* [EXERCISE OBJECTIVE]:
Scan the data below for the string "title". Copy every line where it appears.

* [INPUT RECORDS]:
·····
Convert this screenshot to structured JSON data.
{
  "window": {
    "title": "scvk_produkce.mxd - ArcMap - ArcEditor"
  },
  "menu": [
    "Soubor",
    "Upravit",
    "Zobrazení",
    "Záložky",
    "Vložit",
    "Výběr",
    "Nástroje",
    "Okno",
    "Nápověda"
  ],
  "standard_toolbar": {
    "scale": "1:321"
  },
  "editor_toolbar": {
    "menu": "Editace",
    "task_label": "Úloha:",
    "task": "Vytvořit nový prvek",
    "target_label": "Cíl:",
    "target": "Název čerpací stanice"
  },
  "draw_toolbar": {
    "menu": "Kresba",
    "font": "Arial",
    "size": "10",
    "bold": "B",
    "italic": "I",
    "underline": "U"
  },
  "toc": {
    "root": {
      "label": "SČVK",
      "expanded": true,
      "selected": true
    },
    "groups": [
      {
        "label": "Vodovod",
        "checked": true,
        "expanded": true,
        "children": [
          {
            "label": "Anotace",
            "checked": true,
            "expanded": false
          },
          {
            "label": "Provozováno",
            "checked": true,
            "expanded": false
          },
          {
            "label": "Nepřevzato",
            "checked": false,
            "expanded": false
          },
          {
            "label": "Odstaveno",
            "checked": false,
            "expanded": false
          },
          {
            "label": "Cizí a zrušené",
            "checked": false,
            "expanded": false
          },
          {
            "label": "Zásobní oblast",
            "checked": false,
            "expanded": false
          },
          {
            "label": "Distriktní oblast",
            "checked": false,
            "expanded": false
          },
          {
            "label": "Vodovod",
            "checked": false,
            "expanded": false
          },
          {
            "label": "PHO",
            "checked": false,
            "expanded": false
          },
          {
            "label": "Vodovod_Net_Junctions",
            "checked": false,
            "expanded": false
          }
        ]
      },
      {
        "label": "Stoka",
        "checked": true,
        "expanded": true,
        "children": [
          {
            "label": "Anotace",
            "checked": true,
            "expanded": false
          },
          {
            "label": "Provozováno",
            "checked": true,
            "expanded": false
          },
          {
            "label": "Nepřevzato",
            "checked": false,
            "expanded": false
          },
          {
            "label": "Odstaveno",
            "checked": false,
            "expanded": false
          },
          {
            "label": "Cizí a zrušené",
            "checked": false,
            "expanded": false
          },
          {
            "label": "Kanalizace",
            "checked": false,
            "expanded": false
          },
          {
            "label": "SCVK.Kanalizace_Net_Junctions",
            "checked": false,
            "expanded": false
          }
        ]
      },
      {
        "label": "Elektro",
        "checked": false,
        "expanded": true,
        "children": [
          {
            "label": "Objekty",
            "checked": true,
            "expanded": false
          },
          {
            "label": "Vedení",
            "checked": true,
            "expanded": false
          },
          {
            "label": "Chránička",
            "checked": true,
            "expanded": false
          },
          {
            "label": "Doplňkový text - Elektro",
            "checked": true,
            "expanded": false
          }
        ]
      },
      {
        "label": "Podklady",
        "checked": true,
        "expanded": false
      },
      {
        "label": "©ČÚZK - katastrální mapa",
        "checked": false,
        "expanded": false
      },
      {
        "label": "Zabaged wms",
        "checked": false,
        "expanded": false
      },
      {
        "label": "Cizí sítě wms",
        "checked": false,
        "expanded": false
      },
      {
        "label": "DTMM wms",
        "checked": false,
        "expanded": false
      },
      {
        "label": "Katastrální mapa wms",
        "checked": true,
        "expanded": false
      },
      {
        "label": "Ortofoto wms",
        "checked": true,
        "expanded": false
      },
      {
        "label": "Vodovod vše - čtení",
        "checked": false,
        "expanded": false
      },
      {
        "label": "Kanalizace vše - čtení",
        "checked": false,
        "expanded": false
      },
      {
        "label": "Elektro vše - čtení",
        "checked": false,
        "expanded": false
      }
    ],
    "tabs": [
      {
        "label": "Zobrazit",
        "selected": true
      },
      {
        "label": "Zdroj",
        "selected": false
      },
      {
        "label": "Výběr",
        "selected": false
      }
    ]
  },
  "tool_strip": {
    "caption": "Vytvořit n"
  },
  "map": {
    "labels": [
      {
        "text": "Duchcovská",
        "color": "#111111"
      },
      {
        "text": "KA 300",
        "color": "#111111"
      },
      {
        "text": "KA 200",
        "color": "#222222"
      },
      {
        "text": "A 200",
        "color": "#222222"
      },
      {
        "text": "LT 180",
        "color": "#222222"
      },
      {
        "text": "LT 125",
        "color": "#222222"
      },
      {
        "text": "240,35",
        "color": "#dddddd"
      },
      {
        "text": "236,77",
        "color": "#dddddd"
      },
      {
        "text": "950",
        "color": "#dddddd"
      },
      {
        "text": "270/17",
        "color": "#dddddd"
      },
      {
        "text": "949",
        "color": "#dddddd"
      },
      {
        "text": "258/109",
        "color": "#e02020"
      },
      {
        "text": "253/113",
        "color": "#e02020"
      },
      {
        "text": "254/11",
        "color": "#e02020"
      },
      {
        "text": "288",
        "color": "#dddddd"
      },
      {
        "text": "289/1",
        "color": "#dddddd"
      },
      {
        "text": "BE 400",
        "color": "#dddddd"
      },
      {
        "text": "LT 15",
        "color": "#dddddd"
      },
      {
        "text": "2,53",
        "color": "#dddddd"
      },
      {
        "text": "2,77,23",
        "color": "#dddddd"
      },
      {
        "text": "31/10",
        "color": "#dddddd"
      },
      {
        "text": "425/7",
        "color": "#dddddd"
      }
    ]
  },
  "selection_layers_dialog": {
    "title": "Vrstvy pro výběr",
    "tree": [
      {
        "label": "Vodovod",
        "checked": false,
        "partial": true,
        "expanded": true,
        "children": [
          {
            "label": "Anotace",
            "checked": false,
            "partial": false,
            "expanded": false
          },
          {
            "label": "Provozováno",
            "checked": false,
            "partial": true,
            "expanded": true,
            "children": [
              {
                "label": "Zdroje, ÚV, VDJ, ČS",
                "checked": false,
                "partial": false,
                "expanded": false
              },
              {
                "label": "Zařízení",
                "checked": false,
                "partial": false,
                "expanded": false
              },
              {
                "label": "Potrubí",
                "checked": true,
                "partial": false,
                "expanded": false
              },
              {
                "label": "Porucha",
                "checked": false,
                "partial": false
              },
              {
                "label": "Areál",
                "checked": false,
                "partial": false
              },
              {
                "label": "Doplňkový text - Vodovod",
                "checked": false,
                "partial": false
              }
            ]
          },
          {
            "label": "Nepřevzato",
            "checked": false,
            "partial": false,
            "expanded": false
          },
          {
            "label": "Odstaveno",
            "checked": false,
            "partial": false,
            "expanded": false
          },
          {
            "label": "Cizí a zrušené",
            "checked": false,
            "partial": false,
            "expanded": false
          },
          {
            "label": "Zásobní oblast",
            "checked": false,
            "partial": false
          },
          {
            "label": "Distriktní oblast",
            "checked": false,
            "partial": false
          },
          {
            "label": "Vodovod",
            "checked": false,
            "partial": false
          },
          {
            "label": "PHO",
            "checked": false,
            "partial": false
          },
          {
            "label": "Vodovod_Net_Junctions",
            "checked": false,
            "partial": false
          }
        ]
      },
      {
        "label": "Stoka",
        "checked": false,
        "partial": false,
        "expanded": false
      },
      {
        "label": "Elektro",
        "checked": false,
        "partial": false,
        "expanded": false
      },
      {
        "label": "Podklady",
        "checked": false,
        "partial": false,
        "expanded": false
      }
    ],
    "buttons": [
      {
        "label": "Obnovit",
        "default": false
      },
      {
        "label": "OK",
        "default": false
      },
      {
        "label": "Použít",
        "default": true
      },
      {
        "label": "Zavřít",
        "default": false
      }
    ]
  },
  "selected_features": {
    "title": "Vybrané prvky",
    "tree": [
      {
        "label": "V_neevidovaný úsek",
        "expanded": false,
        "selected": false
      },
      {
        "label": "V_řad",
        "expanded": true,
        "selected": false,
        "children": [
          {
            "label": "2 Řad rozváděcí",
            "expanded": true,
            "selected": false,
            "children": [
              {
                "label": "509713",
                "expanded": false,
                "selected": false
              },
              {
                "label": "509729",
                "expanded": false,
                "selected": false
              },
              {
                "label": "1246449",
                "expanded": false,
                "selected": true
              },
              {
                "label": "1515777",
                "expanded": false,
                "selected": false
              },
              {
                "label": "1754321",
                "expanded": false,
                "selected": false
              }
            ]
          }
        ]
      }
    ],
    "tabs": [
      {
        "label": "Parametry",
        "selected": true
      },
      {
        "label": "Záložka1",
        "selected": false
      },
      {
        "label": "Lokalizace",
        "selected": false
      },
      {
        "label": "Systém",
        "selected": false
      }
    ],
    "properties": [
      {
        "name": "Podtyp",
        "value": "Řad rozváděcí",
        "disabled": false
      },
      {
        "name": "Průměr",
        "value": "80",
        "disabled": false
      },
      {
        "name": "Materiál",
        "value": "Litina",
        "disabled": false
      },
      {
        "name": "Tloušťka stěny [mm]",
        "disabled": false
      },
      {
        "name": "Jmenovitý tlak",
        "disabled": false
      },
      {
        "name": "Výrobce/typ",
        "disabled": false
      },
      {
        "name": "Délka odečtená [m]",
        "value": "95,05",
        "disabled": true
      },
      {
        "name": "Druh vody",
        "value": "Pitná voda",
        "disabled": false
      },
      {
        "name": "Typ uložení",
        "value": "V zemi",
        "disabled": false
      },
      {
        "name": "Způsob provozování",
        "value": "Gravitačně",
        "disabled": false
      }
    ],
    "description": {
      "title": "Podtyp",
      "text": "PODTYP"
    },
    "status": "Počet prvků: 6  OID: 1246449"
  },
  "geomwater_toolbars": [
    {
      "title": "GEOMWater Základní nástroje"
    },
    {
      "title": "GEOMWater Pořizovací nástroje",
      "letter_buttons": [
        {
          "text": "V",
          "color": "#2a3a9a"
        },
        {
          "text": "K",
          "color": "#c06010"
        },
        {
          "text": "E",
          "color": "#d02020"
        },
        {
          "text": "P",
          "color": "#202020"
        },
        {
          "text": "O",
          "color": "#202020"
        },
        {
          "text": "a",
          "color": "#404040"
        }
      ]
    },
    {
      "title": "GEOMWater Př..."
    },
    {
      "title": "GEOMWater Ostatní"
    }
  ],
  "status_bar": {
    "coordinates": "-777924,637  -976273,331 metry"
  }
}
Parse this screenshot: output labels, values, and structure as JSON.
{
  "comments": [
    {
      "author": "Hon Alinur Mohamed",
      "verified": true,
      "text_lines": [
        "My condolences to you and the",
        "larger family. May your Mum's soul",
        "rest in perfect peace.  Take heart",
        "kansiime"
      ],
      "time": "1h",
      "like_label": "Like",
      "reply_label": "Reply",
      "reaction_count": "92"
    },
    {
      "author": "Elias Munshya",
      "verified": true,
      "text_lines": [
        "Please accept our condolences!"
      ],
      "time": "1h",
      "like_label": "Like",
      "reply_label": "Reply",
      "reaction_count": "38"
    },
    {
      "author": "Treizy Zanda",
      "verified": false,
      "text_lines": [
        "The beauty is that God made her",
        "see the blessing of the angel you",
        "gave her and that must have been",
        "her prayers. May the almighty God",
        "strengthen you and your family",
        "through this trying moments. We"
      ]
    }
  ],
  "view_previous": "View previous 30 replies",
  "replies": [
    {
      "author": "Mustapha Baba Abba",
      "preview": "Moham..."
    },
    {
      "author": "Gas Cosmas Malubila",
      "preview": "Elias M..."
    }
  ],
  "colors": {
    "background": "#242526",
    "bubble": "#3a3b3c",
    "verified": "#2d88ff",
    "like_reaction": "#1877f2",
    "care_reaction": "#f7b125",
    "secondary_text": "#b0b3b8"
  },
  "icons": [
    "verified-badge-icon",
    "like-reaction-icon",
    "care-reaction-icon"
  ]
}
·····
* [EXERCISE RESPONSE]:
    "title": "scvk_produkce.mxd - ArcMap - ArcEditor"
    "title": "Vrstvy pro výběr",
    "title": "Vybrané prvky",
      "title": "Podtyp",
      "title": "GEOMWater Základní nástroje"
      "title": "GEOMWater Pořizovací nástroje",
      "title": "GEOMWater Př..."
      "title": "GEOMWater Ostatní"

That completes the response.